- **What this task involves**
The whole answer is the data below, retyped exactly.

- **Dataset rows for apps and sites**

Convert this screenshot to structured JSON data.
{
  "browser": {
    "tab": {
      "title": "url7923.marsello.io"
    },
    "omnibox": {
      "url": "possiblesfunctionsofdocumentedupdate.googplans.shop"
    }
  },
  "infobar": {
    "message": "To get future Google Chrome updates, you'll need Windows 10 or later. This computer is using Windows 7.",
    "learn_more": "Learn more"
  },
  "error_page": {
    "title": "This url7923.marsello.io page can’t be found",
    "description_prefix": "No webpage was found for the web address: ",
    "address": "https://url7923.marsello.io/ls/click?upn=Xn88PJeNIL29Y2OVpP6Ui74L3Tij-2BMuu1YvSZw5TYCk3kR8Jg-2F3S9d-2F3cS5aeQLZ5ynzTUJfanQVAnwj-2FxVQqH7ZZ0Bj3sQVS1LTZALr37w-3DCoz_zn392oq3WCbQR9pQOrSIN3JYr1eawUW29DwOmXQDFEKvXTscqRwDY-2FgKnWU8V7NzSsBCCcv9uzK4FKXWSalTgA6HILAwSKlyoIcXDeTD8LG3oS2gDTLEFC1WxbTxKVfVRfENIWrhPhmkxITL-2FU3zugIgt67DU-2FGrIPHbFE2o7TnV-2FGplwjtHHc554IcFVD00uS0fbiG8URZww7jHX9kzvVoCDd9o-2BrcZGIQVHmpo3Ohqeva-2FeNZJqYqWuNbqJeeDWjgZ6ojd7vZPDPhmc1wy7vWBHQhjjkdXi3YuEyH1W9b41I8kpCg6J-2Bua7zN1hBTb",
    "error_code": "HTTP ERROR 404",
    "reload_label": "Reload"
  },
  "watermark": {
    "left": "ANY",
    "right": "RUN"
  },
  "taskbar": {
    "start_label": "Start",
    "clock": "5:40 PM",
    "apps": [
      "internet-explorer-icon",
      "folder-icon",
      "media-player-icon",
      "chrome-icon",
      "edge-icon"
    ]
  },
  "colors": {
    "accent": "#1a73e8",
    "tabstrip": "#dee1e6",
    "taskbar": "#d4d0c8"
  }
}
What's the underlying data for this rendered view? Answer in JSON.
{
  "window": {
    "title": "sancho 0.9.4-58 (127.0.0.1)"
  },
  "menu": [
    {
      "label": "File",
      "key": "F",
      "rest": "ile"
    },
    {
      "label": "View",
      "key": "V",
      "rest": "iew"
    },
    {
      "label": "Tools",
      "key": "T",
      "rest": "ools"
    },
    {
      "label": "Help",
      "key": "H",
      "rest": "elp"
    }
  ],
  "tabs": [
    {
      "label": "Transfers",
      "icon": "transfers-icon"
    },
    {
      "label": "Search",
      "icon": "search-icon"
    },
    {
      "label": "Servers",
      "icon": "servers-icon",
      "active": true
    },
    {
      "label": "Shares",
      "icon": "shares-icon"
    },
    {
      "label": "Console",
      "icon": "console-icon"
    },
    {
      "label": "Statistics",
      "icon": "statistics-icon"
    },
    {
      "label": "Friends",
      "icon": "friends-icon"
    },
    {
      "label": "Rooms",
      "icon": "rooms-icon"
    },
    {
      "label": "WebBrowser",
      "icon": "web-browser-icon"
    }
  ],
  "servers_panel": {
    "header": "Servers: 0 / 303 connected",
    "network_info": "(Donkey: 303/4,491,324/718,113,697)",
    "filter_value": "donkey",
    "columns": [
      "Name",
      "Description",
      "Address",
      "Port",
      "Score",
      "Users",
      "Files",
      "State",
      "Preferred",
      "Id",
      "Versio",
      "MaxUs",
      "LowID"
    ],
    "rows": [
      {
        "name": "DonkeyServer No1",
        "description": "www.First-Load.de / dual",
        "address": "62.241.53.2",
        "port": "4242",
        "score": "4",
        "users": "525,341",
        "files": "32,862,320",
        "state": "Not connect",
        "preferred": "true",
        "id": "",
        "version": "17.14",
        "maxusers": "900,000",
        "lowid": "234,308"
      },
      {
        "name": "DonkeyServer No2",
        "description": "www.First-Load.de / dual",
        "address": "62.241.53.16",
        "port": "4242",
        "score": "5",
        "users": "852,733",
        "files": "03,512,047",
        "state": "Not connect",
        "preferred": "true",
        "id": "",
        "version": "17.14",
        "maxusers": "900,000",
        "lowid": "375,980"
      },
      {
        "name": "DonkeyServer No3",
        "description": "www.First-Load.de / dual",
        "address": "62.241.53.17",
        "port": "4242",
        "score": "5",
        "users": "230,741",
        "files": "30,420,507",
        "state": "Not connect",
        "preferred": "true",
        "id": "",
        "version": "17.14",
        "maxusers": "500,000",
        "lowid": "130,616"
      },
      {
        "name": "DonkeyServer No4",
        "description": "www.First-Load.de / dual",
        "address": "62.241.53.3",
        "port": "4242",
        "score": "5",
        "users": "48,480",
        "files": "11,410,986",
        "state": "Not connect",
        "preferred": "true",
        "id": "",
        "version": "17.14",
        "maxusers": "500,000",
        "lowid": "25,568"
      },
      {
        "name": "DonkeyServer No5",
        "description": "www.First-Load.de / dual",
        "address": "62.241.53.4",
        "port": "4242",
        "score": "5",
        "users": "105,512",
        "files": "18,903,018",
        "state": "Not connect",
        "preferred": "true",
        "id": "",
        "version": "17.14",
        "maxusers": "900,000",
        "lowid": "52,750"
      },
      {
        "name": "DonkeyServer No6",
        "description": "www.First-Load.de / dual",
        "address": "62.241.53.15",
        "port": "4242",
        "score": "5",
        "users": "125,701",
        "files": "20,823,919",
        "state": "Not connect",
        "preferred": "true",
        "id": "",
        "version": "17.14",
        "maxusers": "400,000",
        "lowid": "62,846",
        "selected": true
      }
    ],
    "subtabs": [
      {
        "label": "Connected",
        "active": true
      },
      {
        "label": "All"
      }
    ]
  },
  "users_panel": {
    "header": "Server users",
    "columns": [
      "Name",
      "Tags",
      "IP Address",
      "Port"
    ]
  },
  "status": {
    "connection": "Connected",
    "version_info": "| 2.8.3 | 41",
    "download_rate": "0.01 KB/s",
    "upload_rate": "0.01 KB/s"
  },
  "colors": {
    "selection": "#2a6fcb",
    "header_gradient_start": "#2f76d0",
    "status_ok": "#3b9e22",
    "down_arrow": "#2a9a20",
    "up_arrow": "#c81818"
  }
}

- **Problem solution**
Convert this screenshot to structured JSON data.
{
  "browser": {
    "tab": {
      "title": "url7923.marsello.io"
    },
    "omnibox": {
      "url": "possiblesfunctionsofdocumentedupdate.googplans.shop"
    }
  },
  "infobar": {
    "message": "To get future Google Chrome updates, you'll need Windows 10 or later. This computer is using Windows 7.",
    "learn_more": "Learn more"
  },
  "error_page": {
    "title": "This url7923.marsello.io page can’t be found",
    "description_prefix": "No webpage was found for the web address: ",
    "address": "https://url7923.marsello.io/ls/click?upn=Xn88PJeNIL29Y2OVpP6Ui74L3Tij-2BMuu1YvSZw5TYCk3kR8Jg-2F3S9d-2F3cS5aeQLZ5ynzTUJfanQVAnwj-2FxVQqH7ZZ0Bj3sQVS1LTZALr37w-3DCoz_zn392oq3WCbQR9pQOrSIN3JYr1eawUW29DwOmXQDFEKvXTscqRwDY-2FgKnWU8V7NzSsBCCcv9uzK4FKXWSalTgA6HILAwSKlyoIcXDeTD8LG3oS2gDTLEFC1WxbTxKVfVRfENIWrhPhmkxITL-2FU3zugIgt67DU-2FGrIPHbFE2o7TnV-2FGplwjtHHc554IcFVD00uS0fbiG8URZww7jHX9kzvVoCDd9o-2BrcZGIQVHmpo3Ohqeva-2FeNZJqYqWuNbqJeeDWjgZ6ojd7vZPDPhmc1wy7vWBHQhjjkdXi3YuEyH1W9b41I8kpCg6J-2Bua7zN1hBTb",
    "error_code": "HTTP ERROR 404",
    "reload_label": "Reload"
  },
  "watermark": {
    "left": "ANY",
    "right": "RUN"
  },
  "taskbar": {
    "start_label": "Start",
    "clock": "5:40 PM",
    "apps": [
      "internet-explorer-icon",
      "folder-icon",
      "media-player-icon",
      "chrome-icon",
      "edge-icon"
    ]
  },
  "colors": {
    "accent": "#1a73e8",
    "tabstrip": "#dee1e6",
    "taskbar": "#d4d0c8"
  }
}
What's the underlying data for this rendered view? Answer in JSON.
{
  "window": {
    "title": "sancho 0.9.4-58 (127.0.0.1)"
  },
  "menu": [
    {
      "label": "File",
      "key": "F",
      "rest": "ile"
    },
    {
      "label": "View",
      "key": "V",
      "rest": "iew"
    },
    {
      "label": "Tools",
      "key": "T",
      "rest": "ools"
    },
    {
      "label": "Help",
      "key": "H",
      "rest": "elp"
    }
  ],
  "tabs": [
    {
      "label": "Transfers",
      "icon": "transfers-icon"
    },
    {
      "label": "Search",
      "icon": "search-icon"
    },
    {
      "label": "Servers",
      "icon": "servers-icon",
      "active": true
    },
    {
      "label": "Shares",
      "icon": "shares-icon"
    },
    {
      "label": "Console",
      "icon": "console-icon"
    },
    {
      "label": "Statistics",
      "icon": "statistics-icon"
    },
    {
      "label": "Friends",
      "icon": "friends-icon"
    },
    {
      "label": "Rooms",
      "icon": "rooms-icon"
    },
    {
      "label": "WebBrowser",
      "icon": "web-browser-icon"
    }
  ],
  "servers_panel": {
    "header": "Servers: 0 / 303 connected",
    "network_info": "(Donkey: 303/4,491,324/718,113,697)",
    "filter_value": "donkey",
    "columns": [
      "Name",
      "Description",
      "Address",
      "Port",
      "Score",
      "Users",
      "Files",
      "State",
      "Preferred",
      "Id",
      "Versio",
      "MaxUs",
      "LowID"
    ],
    "rows": [
      {
        "name": "DonkeyServer No1",
        "description": "www.First-Load.de / dual",
        "address": "62.241.53.2",
        "port": "4242",
        "score": "4",
        "users": "525,341",
        "files": "32,862,320",
        "state": "Not connect",
        "preferred": "true",
        "id": "",
        "version": "17.14",
        "maxusers": "900,000",
        "lowid": "234,308"
      },
      {
        "name": "DonkeyServer No2",
        "description": "www.First-Load.de / dual",
        "address": "62.241.53.16",
        "port": "4242",
        "score": "5",
        "users": "852,733",
        "files": "03,512,047",
        "state": "Not connect",
        "preferred": "true",
        "id": "",
        "version": "17.14",
        "maxusers": "900,000",
        "lowid": "375,980"
      },
      {
        "name": "DonkeyServer No3",
        "description": "www.First-Load.de / dual",
        "address": "62.241.53.17",
        "port": "4242",
        "score": "5",
        "users": "230,741",
        "files": "30,420,507",
        "state": "Not connect",
        "preferred": "true",
        "id": "",
        "version": "17.14",
        "maxusers": "500,000",
        "lowid": "130,616"
      },
      {
        "name": "DonkeyServer No4",
        "description": "www.First-Load.de / dual",
        "address": "62.241.53.3",
        "port": "4242",
        "score": "5",
        "users": "48,480",
        "files": "11,410,986",
        "state": "Not connect",
        "preferred": "true",
        "id": "",
        "version": "17.14",
        "maxusers": "500,000",
        "lowid": "25,568"
      },
      {
        "name": "DonkeyServer No5",
        "description": "www.First-Load.de / dual",
        "address": "62.241.53.4",
        "port": "4242",
        "score": "5",
        "users": "105,512",
        "files": "18,903,018",
        "state": "Not connect",
        "preferred": "true",
        "id": "",
        "version": "17.14",
        "maxusers": "900,000",
        "lowid": "52,750"
      },
      {
        "name": "DonkeyServer No6",
        "description": "www.First-Load.de / dual",
        "address": "62.241.53.15",
        "port": "4242",
        "score": "5",
        "users": "125,701",
        "files": "20,823,919",
        "state": "Not connect",
        "preferred": "true",
        "id": "",
        "version": "17.14",
        "maxusers": "400,000",
        "lowid": "62,846",
        "selected": true
      }
    ],
    "subtabs": [
      {
        "label": "Connected",
        "active": true
      },
      {
        "label": "All"
      }
    ]
  },
  "users_panel": {
    "header": "Server users",
    "columns": [
      "Name",
      "Tags",
      "IP Address",
      "Port"
    ]
  },
  "status": {
    "connection": "Connected",
    "version_info": "| 2.8.3 | 41",
    "download_rate": "0.01 KB/s",
    "upload_rate": "0.01 KB/s"
  },
  "colors": {
    "selection": "#2a6fcb",
    "header_gradient_start": "#2f76d0",
    "status_ok": "#3b9e22",
    "down_arrow": "#2a9a20",
    "up_arrow": "#c81818"
  }
}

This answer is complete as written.